● Instructions for the task
Pull every line with "تسجيل" from the data.

● Input material
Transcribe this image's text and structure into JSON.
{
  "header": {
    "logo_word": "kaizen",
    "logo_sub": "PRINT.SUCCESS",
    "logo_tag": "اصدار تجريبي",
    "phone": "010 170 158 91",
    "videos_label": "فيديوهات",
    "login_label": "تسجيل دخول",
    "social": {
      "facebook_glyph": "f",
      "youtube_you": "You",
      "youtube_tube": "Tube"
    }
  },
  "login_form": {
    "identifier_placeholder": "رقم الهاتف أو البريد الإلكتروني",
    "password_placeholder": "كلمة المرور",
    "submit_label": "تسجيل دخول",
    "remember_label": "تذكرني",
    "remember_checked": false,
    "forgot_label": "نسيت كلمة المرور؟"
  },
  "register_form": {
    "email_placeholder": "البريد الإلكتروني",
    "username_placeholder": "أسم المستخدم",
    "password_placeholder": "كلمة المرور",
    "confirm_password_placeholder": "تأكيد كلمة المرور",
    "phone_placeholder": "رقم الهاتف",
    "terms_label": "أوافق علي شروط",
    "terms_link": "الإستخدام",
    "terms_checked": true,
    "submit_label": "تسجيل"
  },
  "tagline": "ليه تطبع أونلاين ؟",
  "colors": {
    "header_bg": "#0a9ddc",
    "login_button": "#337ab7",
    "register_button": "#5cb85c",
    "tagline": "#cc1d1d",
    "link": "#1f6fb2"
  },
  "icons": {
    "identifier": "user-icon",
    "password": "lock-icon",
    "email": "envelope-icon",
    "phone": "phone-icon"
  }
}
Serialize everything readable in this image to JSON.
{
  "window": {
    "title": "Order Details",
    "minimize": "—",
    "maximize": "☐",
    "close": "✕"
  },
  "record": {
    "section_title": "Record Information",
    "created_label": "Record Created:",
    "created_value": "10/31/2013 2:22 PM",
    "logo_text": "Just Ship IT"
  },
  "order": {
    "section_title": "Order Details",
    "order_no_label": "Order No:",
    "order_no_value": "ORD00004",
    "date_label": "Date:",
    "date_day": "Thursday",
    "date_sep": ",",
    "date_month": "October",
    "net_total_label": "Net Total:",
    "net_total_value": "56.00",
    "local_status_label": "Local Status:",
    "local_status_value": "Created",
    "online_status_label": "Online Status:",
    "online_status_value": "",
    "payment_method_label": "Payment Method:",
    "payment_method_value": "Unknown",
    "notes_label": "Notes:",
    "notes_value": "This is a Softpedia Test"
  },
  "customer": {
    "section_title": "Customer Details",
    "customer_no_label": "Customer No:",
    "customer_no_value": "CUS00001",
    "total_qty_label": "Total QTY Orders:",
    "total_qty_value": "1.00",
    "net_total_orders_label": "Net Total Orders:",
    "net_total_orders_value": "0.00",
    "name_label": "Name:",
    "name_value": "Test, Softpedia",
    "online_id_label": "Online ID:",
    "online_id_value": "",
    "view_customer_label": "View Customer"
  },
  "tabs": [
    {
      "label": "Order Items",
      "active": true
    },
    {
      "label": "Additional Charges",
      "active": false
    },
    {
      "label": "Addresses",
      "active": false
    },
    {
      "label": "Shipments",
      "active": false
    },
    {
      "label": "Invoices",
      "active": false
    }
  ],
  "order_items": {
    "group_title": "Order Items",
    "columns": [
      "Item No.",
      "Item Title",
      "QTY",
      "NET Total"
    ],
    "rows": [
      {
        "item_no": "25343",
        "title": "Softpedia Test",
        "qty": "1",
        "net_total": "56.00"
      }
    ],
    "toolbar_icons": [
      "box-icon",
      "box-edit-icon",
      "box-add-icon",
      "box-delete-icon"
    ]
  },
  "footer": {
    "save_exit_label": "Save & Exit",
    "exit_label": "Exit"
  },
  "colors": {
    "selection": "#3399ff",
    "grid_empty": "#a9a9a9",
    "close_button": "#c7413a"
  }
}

● Result below
    "login_label": "تسجيل دخول",
    "submit_label": "تسجيل دخول",
    "submit_label": "تسجيل"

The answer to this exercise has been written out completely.